Myths and Symbols in Indian Art and Civilization

Front Cover
Princeton University Press, 1972 - Art - 248 pages
4 Reviews

This book interprets for the Western mind the key motifs of India's legend, myth, and folklore, taken directly from the Sanskrit, and illustrated with seventy plates of Indian art. It is primarily an introduction to image-thinking and picture-reading in Indian art and thought, and it seeks to make the profound Hindu and Buddhist intuitions of the riddles of life and death recognizable not merely as Oriental but as universal elements.

  

What people are saying - Write a review

Review: Myths and Symbols in Indian Art and Civilization

User Review  - Walter - Goodreads

Joseph Cambell's teacher! Amazing tales and commentary. Read full review

Review: Myths and Symbols in Indian Art and Civilization

User Review  - Chaney Bicknell - Goodreads

So far the take on Indian myth (from a person with a thoroughly Western background and perspective) is interesting and valuable. Indian myth is a weak area in my knowledge of world myth as a whole ... Read full review

Contents

II
3
III
11
IV
19
VI
23
VII
27
VIII
35
X
53
XI
59
XIX
123
XX
130
XXI
137
XXII
148
XXIII
151
XXV
175
XXVI
185
XXVII
189

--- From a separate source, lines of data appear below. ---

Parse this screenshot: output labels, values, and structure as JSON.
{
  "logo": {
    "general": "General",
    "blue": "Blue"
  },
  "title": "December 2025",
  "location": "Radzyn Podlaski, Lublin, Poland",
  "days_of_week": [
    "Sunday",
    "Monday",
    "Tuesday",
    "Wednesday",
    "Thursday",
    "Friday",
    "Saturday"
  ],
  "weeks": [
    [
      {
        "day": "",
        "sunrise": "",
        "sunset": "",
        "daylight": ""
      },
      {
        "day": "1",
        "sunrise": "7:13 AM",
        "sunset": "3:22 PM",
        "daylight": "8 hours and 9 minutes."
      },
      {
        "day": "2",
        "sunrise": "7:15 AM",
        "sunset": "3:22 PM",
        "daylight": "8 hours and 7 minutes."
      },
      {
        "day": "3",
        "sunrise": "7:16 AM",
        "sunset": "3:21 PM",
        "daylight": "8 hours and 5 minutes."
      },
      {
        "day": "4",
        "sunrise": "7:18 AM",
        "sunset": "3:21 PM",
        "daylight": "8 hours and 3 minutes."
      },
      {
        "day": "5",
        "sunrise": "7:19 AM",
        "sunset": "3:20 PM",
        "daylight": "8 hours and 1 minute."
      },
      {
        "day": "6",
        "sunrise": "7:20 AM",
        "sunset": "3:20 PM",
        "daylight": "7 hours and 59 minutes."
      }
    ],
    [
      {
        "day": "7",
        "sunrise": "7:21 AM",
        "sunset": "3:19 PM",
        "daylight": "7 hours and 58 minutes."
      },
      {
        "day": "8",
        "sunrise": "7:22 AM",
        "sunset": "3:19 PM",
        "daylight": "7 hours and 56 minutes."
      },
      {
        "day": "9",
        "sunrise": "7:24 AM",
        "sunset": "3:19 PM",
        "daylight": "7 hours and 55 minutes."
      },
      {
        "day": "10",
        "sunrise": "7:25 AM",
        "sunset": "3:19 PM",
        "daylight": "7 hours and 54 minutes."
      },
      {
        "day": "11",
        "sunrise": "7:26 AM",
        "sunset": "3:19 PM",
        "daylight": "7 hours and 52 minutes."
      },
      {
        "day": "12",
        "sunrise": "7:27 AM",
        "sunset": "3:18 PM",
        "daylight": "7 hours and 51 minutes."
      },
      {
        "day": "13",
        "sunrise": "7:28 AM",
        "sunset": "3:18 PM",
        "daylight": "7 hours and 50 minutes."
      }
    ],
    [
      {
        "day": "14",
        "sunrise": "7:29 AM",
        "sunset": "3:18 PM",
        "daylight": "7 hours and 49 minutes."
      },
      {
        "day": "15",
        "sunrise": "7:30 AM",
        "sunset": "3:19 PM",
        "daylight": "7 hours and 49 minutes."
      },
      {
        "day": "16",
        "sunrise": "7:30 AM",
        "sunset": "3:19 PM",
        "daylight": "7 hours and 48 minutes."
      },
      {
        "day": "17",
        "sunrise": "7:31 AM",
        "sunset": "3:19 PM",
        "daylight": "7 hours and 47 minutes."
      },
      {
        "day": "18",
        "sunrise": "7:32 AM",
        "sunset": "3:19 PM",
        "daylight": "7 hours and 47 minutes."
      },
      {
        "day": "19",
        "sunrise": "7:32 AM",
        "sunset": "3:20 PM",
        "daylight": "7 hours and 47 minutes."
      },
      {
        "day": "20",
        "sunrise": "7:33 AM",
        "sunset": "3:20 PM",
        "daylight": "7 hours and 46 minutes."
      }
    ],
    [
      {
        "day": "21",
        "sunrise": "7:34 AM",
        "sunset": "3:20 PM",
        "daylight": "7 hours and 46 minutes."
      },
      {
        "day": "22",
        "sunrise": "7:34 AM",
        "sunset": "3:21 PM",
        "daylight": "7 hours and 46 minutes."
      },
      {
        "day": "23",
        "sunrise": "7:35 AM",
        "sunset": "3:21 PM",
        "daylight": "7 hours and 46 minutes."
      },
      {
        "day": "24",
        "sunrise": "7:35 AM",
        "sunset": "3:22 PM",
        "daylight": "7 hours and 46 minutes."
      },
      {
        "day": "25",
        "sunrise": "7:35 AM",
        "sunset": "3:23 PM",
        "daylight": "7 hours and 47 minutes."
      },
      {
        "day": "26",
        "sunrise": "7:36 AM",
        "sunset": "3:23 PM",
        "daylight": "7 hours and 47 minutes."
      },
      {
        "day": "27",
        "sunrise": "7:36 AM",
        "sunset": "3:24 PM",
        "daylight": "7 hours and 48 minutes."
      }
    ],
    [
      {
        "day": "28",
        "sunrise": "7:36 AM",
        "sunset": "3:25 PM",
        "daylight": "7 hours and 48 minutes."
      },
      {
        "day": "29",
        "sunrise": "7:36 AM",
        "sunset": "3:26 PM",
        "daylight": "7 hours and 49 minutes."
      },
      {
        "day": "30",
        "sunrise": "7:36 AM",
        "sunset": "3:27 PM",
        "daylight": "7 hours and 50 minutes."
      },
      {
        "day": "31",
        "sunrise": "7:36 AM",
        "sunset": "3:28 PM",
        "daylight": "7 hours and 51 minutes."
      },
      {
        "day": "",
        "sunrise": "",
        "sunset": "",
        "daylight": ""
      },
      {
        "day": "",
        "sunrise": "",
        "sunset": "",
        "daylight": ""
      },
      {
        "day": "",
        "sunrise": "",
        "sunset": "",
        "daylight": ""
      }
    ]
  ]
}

XII
69
XIII
72
XV
77
XVI
90
XVII
102
XVIII
109
XXVIII
197
XXIX
217
XXX
223
XXXI
249
Copyright

Common terms and phrases

References to this book

All Book Search results »

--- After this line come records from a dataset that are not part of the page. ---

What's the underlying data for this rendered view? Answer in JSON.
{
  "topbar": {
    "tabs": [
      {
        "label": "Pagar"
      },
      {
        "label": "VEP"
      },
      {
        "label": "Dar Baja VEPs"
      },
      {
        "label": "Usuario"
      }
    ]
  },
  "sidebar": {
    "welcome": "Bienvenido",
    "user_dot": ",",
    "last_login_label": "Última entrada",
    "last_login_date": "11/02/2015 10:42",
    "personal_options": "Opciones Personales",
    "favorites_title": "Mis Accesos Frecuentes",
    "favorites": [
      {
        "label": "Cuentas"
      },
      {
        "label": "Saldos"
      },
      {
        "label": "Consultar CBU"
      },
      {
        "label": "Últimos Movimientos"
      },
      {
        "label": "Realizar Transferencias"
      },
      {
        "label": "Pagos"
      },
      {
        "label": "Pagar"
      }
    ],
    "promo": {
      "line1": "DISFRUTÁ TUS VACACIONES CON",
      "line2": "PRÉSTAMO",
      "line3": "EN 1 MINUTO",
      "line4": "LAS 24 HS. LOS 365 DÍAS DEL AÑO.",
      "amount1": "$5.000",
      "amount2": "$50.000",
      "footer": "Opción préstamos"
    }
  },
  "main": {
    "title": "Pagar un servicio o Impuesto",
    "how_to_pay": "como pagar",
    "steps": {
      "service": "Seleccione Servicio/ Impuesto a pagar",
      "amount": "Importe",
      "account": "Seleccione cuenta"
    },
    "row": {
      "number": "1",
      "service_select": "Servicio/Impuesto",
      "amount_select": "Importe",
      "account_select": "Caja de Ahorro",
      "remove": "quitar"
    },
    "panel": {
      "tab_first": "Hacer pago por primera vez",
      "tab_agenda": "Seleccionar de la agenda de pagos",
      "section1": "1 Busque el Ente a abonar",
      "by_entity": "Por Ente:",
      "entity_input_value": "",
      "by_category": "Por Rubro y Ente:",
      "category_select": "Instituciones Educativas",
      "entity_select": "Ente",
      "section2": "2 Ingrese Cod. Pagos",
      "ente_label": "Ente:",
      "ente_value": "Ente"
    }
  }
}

About the author (1972)

Joseph Campbell was born in White Plains, New York on March 26, 1904. He received a B.A. in English literature in 1925 and an M.A. in Medieval literature in 1927 from Columbia University. He was awarded a Proudfit Traveling Fellowship to continue his studies at the University of Paris. After he had received and rejected an offer to teach at his high school alma mater, his Fellowship was renewed, and he traveled to Germany to resume his studies at the University of Munich. During the year he was housemaster of Canterbury School, he sold his first short story, Strictly Platonic, to Liberty magazine. In 1934, he accepted a position in the literature department at Sarah Lawrence College, a post he would retain until retiring in 1972. During his lifetime, he wrote more than 40 books including The Hero with a Thousand Faces, The Mythic Image, the four-volume The Masks of God, and The Power of Myth with Bill Moyers. During the 1940s and 1950s, he collaborated with Swami Nikhilananda on translations of the Upanishads and The Gospel of Sri Ramakrishna. He received several awards including National Institute of Arts and Letters Award for Contributions to Creative Literature and the 1985 National Arts Club Gold Medal of Honor in Literature. He died after a brief struggle with cancer on October 30, 1987.

Bibliographic information